Tuesday, June 23, 2009

Elantris, A Review (Spoiler Free!)

After finishing the Mistborn trilogy, I had to have more Brandon Sanderson. And since I had a 40% off coupon for Borders, I went and bought up Elantris. This book was hailed by everyone and their brother, claiming it to be one of the best works of fantasy in a very long time. Needless to say, I was expecting great things, and Sanderson did not let me down.

Elantris has three POV characters: Daoden, the beloved prince of Arelon; Hrathen, a high ranking Derethi priest of a foreign religion; and Sarene, a headstrong princess of Teod. Elantris was the city of gods. It was beautiful, white and shiny, enormous. Normal people would wake up to find that they had been blessed and then they would go to Elantris, where their skin would shine, their hair would be white, and their powers would be limitless. Then, ten years ago, something happened, and the city of gods died, its once beautiful people becoming ugly, hairless savages. The city was closed off, the people scorned and restricted inside its walls. And the blessing would still come, only this time rendering its victims as corpses instead of gods. The people of Arelon then cast the victims into the dead city, never to see them again.

Perhaps the most entertaining aspect of the novel is the extensive religious system. Arelon and Teod are the last countries to resist the Derethi religion, instead staying true to their Korathi doctrine. Hrathen has been sent to convert Arelon in three months, and if he fails, the warrior Derethi religion will slaughter the nation. Not wanting the guilt on his mind, Hrathen piously tries to change the country, but he meets opposition from an unsuspecting source.

Finally, Princess Sarene is engaged to be married to Prince Raoden, their unity forming a treaty between Arelon and Teod. The two have never met. Sarene leaves her country a few days early to surprise Raoden, to get in some alone time before their wedding. However, when she arrives in Arelon, she finds that the prince is "dead." Headstrong and curious, she sets out to find the truth behind Raoden's disappearance.

Brandon Sanderson is a masterful storyteller. He knows his story and where he's going with it, even when the reader does not. He will bring things together and leave no unanswered questions. By the end of the novel, I was breathless. The way he brings things together is completely believable. The conclusion was perfect.

So, would I recommend Elantris to you? Absolutely. Not only is it an excellent novel from a great storyteller, it is a single, stand-alone work in the fantasy genre. That means that you don't have to wait for the sequels to come out. Unfortunately, it also means that there won't be any sequels... If you want to be entertained, thrilled, appalled, and intrigued, then I recommend this book to you. Although I enjoyed Mistborn more, this book was exceptionally well rounded, balancing story with word usage.


Krista said...

I enjoyed Mistborn a little more, too, but you have to remember this was his First novel and a master piece at that!
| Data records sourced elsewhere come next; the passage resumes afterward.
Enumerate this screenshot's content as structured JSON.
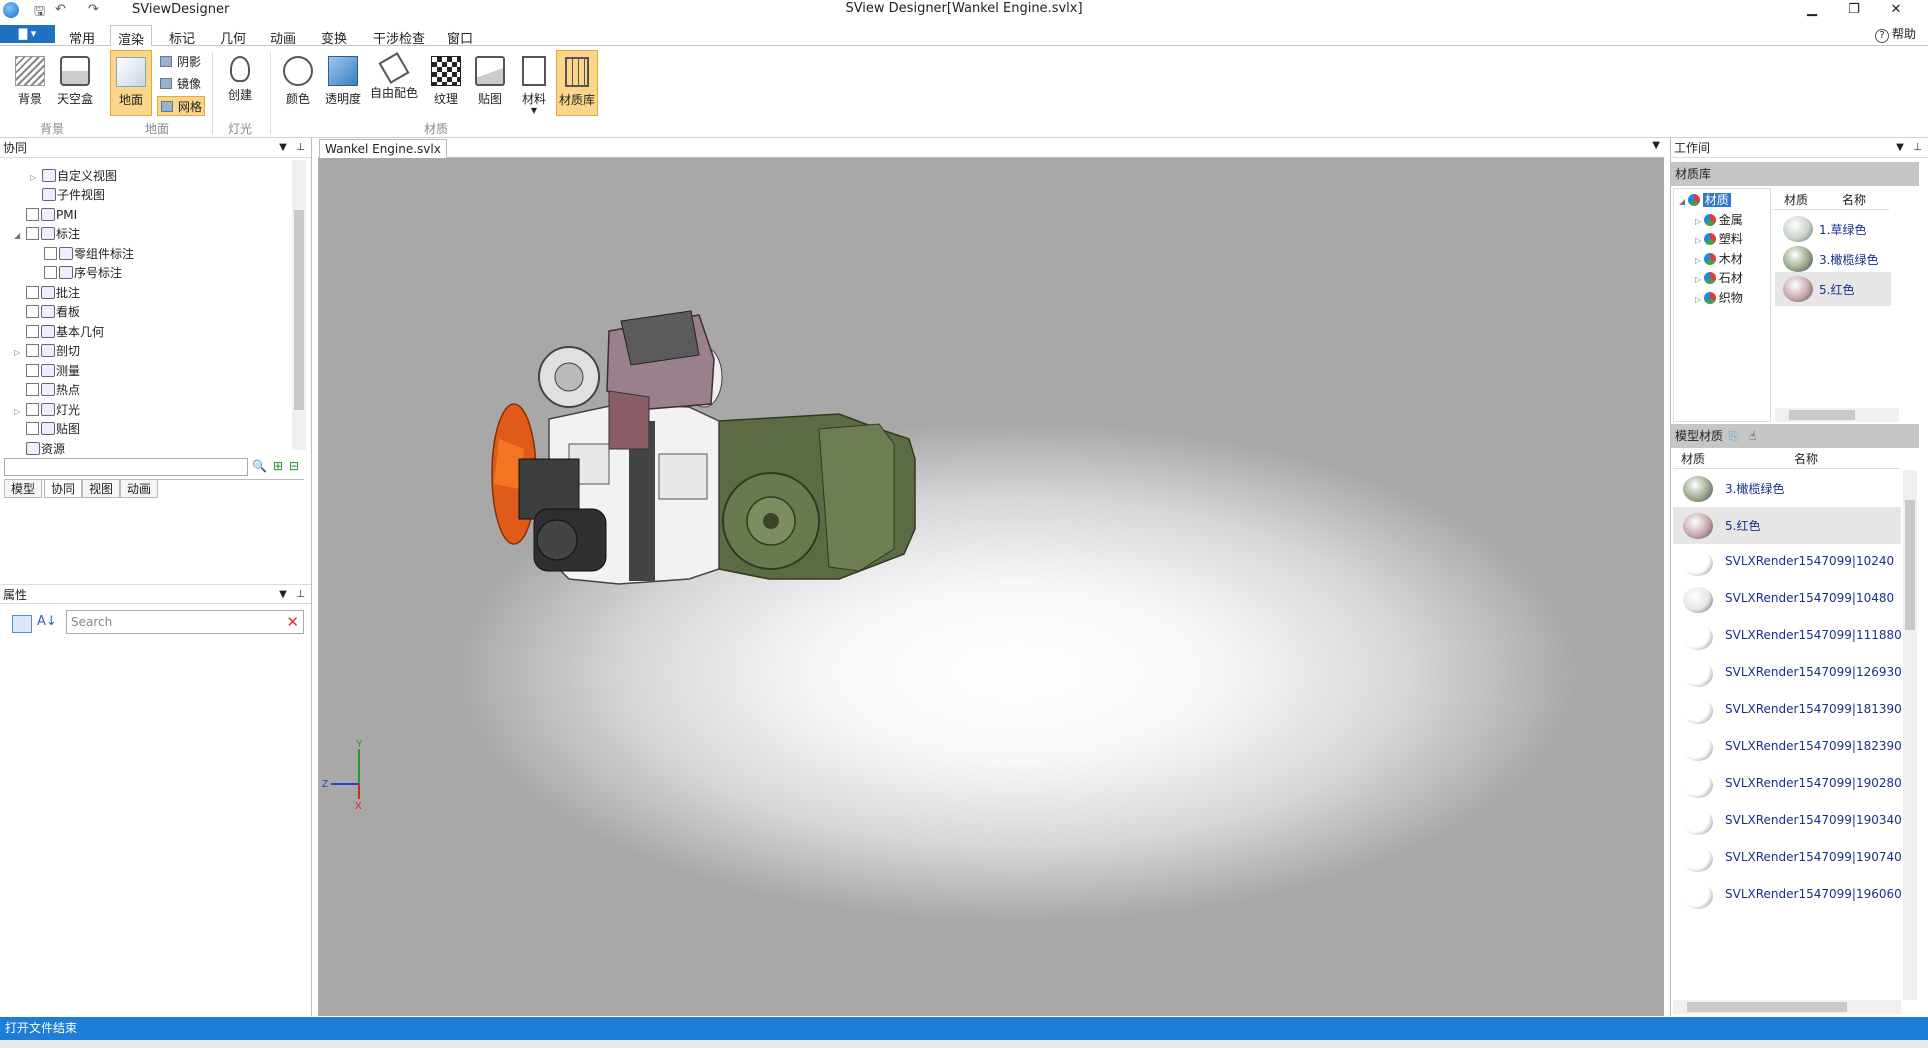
{
  "titlebar": {
    "app_name": "SViewDesigner",
    "doc_title": "SView Designer[Wankel Engine.svlx]",
    "minimize": "▁",
    "restore": "❐",
    "close": "✕"
  },
  "menu": {
    "tabs": [
      "常用",
      "渲染",
      "标记",
      "几何",
      "动画",
      "变换",
      "干涉检查",
      "窗口"
    ],
    "active_tab": "渲染",
    "help": "帮助"
  },
  "ribbon": {
    "background": "背景",
    "skybox": "天空盒",
    "ground": "地面",
    "shadow": "阴影",
    "mirror": "镜像",
    "grid": "网格",
    "create": "创建",
    "color": "颜色",
    "transparency": "透明度",
    "free_color": "自由配色",
    "texture": "纹理",
    "decal": "贴图",
    "material": "材料",
    "material_lib": "材质库",
    "groups": [
      "背景",
      "地面",
      "灯光",
      "材质"
    ]
  },
  "left_panel": {
    "title": "协同",
    "tree": [
      "自定义视图",
      "子件视图",
      "PMI",
      "标注",
      "零组件标注",
      "序号标注",
      "批注",
      "看板",
      "基本几何",
      "剖切",
      "测量",
      "热点",
      "灯光",
      "贴图",
      "资源"
    ],
    "tabs": [
      "模型",
      "协同",
      "视图",
      "动画"
    ],
    "active_tab": "协同",
    "props_title": "属性",
    "search_placeholder": "Search"
  },
  "viewport": {
    "doc_tab": "Wankel Engine.svlx",
    "axis_y": "Y",
    "axis_z": "Z",
    "axis_x": "X"
  },
  "right_panel": {
    "title": "工作间",
    "lib_title": "材质库",
    "lib_tree": [
      "材质",
      "金属",
      "塑料",
      "木材",
      "石材",
      "织物"
    ],
    "lib_headers": [
      "材质",
      "名称"
    ],
    "lib_items": [
      {
        "name": "1.草绿色",
        "color": "#c9d2c9"
      },
      {
        "name": "3.橄榄绿色",
        "color": "#9aa98a"
      },
      {
        "name": "5.红色",
        "color": "#c8a6ad"
      }
    ],
    "model_mat_title": "模型材质",
    "model_headers": [
      "材质",
      "名称"
    ],
    "model_items": [
      {
        "name": "3.橄榄绿色",
        "color": "#9aa98a"
      },
      {
        "name": "5.红色",
        "color": "#c8a6ad"
      },
      {
        "name": "SVLXRender1547099|10240",
        "color": "#ffffff"
      },
      {
        "name": "SVLXRender1547099|10480",
        "color": "#e6e6e6"
      },
      {
        "name": "SVLXRender1547099|111880",
        "color": "#ffffff"
      },
      {
        "name": "SVLXRender1547099|126930",
        "color": "#ffffff"
      },
      {
        "name": "SVLXRender1547099|181390",
        "color": "#ffffff"
      },
      {
        "name": "SVLXRender1547099|182390",
        "color": "#ffffff"
      },
      {
        "name": "SVLXRender1547099|190280",
        "color": "#ffffff"
      },
      {
        "name": "SVLXRender1547099|190340",
        "color": "#ffffff"
      },
      {
        "name": "SVLXRender1547099|190740",
        "color": "#ffffff"
      },
      {
        "name": "SVLXRender1547099|196060",
        "color": "#ffffff"
      }
    ]
  },
  "status": {
    "message": "打开文件结束"
  }
}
Great summary, by the way - Have you thought of becoming a book reviewer!

Brandon said...

Logan, loved the review. Definitely makes me want to pick up Mistborn, since you think its his best.

logankstewart said...

@Krista: Indeed, an excellent first novel. And I've always wanted to be a professional critic, of books, music, and occasionally films.

@Brandon: Thanks for the comment, Brandon. You won't regret reading Mistborn.

Poison said...

Did you ever do a review for a Song of Ice and Fire? or J.V. Jones' Sword of Shadows?

logankstewart said...

Poison, I've not reviewed ASOIAF, but I've read and loved them all. I'll probably review A Dance With Dragons whenever that comes out, but I'm not looking for anytime soon.

Never heard of Sword of Shadows. Any good?

Poison said...

Oooh...Sword of Shadows is quite gritty. George R R Martin is a better writer than JV Jones, but she can definitely dish out a gritty tale of swords and guts and warring clans and mountain cities and whatever. You should read it - it's amazing.